...

All Articles For Gritters, Barry

Results 211 to 217 of 217

Dear Reformed Christian Young People, When you attend public or state universities, I trust that you are prepared for a hostile reception and an assault on your Christian faith and life. The antichristian vehemence may be hurtful, but it is not surprising. You expect different from a Christian college. If you do, or hope to, attend a Christian college, you may be thankful for what Christianity, even Reformed Christianity, and Christian morals there are in the institution you choose. I speak from experience, both personally and as a father. My own education was in both secular and Christian (Reformed) institutions...

Continue reading

Prof. Gritters is professor of Practical Theology in the Protestant Reformed Seminary. If Reformed ministers today in their 50-year pastorates did half of what Calvin did in his 27, preached a quarter as often per week as Calvin preached, worked with a tenth as much energy as did this man of God, reached even to Calvin’s knees in theological stature, were devoted to the people’s care with a fraction of his devotion, willing to suffer for only one year what Calvin suffered most of his ministry, and had hearts of love for God a quarter of the size of this...

Continue reading

September 15, 2009 I write this news on September 15, after one full week of classes in this new semester. The starting date this year was late. Both the extended session of Synod 2009 and the seminary’s Calvin Conference in late August led the TSC to approve a starting date two weeks later than normal. But the year has begun, and begun well, under God’s blessings. The highlight of the summer was our Seminary-sponsored Calvin Conference in commemoration of the 500th anniversary of the birth of John Calvin. For over a year preparations were made for this significant event. Southwest...

Continue reading

Previous article in this series: October 1, 2009, p. 5. This past August, Synod 2009 concluded its work in answering protests, appeals, and an overture regarding Article 21 of the Church Order. Article 21 calls the consistories to “see to it that there are good Christian schools in which parents have their children instructed according to the demands of the covenant.” In the last editorial, I summarized and explained synod’s answers to these protests. Although I explained them, it is important that the decisions themselves be read carefully. (They are available to the PRC members from their consistory.) Synod was...

Continue reading

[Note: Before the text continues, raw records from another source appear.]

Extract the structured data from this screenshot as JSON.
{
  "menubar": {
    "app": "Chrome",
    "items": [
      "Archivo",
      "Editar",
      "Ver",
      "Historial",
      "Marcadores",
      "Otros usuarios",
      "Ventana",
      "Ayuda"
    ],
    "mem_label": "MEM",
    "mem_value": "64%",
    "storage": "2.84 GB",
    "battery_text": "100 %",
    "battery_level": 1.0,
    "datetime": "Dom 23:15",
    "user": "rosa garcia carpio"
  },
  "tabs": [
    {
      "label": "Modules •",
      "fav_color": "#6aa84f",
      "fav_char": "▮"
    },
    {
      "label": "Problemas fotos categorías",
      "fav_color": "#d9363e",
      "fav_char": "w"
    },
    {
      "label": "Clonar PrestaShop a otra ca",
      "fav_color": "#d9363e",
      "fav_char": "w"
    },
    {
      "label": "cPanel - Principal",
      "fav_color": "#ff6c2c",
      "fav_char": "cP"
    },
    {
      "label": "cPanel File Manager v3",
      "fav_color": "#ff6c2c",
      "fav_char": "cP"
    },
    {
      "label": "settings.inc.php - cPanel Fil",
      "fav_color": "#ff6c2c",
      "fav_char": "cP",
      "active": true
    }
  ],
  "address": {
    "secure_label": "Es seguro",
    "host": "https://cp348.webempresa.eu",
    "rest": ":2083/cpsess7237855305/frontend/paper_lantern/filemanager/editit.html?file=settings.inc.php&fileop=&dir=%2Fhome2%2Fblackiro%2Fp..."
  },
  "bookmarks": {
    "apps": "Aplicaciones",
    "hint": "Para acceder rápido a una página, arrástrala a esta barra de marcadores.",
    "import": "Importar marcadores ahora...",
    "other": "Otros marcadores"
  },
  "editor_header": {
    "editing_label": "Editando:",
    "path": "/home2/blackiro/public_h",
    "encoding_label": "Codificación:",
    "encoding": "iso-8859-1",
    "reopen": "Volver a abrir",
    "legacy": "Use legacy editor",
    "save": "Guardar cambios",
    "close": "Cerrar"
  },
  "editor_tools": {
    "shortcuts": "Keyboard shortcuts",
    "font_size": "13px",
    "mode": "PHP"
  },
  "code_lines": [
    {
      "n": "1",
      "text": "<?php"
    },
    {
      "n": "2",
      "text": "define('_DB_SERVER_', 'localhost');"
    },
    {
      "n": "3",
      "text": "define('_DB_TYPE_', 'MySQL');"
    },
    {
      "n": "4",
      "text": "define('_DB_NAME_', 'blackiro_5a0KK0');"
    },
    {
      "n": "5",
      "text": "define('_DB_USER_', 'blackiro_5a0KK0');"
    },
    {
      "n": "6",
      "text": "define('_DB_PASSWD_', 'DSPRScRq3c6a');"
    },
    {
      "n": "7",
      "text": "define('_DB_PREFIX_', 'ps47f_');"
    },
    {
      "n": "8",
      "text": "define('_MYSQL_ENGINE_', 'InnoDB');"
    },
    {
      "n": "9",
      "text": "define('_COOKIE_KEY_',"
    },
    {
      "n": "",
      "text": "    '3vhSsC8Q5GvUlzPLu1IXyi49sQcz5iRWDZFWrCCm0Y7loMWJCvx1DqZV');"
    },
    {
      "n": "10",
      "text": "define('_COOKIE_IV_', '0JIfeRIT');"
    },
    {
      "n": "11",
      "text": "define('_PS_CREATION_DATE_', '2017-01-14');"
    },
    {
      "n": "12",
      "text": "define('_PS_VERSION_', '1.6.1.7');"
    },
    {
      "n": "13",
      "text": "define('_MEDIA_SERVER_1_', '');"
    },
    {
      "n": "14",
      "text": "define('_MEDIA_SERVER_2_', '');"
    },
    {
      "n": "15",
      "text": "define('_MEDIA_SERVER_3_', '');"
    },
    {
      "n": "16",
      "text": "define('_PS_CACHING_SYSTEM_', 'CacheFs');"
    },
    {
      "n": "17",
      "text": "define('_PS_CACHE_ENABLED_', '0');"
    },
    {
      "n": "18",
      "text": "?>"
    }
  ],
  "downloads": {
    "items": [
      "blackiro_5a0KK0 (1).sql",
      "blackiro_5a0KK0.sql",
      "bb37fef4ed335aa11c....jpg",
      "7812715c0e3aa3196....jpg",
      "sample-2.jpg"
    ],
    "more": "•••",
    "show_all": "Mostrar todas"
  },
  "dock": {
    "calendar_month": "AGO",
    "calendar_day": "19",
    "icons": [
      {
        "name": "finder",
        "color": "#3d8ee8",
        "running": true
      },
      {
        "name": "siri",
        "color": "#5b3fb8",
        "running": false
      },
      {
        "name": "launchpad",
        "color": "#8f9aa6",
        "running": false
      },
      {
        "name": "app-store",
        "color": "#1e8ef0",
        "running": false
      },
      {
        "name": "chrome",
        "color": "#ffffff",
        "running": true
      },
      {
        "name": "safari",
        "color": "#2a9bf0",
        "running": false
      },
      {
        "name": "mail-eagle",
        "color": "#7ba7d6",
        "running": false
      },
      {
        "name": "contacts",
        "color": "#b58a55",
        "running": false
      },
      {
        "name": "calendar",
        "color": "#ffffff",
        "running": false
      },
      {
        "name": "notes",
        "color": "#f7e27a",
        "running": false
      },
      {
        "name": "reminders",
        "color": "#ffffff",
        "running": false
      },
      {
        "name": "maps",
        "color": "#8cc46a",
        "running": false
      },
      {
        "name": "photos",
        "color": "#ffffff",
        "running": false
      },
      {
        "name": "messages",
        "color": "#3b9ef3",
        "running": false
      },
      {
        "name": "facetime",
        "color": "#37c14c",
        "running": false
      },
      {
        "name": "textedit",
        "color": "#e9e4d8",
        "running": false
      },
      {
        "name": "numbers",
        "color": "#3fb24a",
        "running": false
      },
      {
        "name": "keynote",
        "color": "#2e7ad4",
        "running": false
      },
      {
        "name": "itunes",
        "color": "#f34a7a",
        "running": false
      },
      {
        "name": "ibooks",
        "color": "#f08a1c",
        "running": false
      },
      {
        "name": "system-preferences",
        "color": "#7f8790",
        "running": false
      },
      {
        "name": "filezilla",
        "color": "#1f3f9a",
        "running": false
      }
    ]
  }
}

By this time, most members of the Protestant Reformed Churches have read the decisions taken at the extended session of the 2009 Synod. Each consistory was provided with the decisions and given opportunity to make them available to the members. Others, interested in the case, have also likely read the decisions. Some have not seen the decisions. But all good members of the church are always interested in careful understanding of synod’s decisions. For them I present the following description of the decisions, as one who worked many hours over two months on the committee formulating the advice and agrees...

Continue reading

The Standard Bearer is 86 The October 1 issue is the beginning of the new volume year. This year is the Standard Bearer’s 86th. First of all, we express our heartfelt gratitude to Rev. Jason Kortering, Minister Emeritus (who asked to be relieved of his writing duties), for his many years of regular contributions to the magazine. Since his early years in the ministry, which began in 1960, Rev. Kortering put pen to paper faithfully. The older readers will remember his early meditations, and his insightful articles to young people in the “Strength of Youth.” For over 45 years the Standard Bearer audience profited from his...

Continue reading

Happy Birthday, Confession of Faith (aka “Netherlands Confession” and “Belgic Confession”) esteemed firstborn of the Reformed family’s confessions. We commemorate the year of your birth—written as you were in 1561 and soon adopted into the Reformed family by our fathers in the nether lands. In 2011, you have now lived ten times longer than your author, martyred as he was at the youthful age of 45, in part because of you. What place his martyrdom had in the providence of God to endear you to us, God may show us some day. But we confess (by your lead), that “nothing happens in...

Continue reading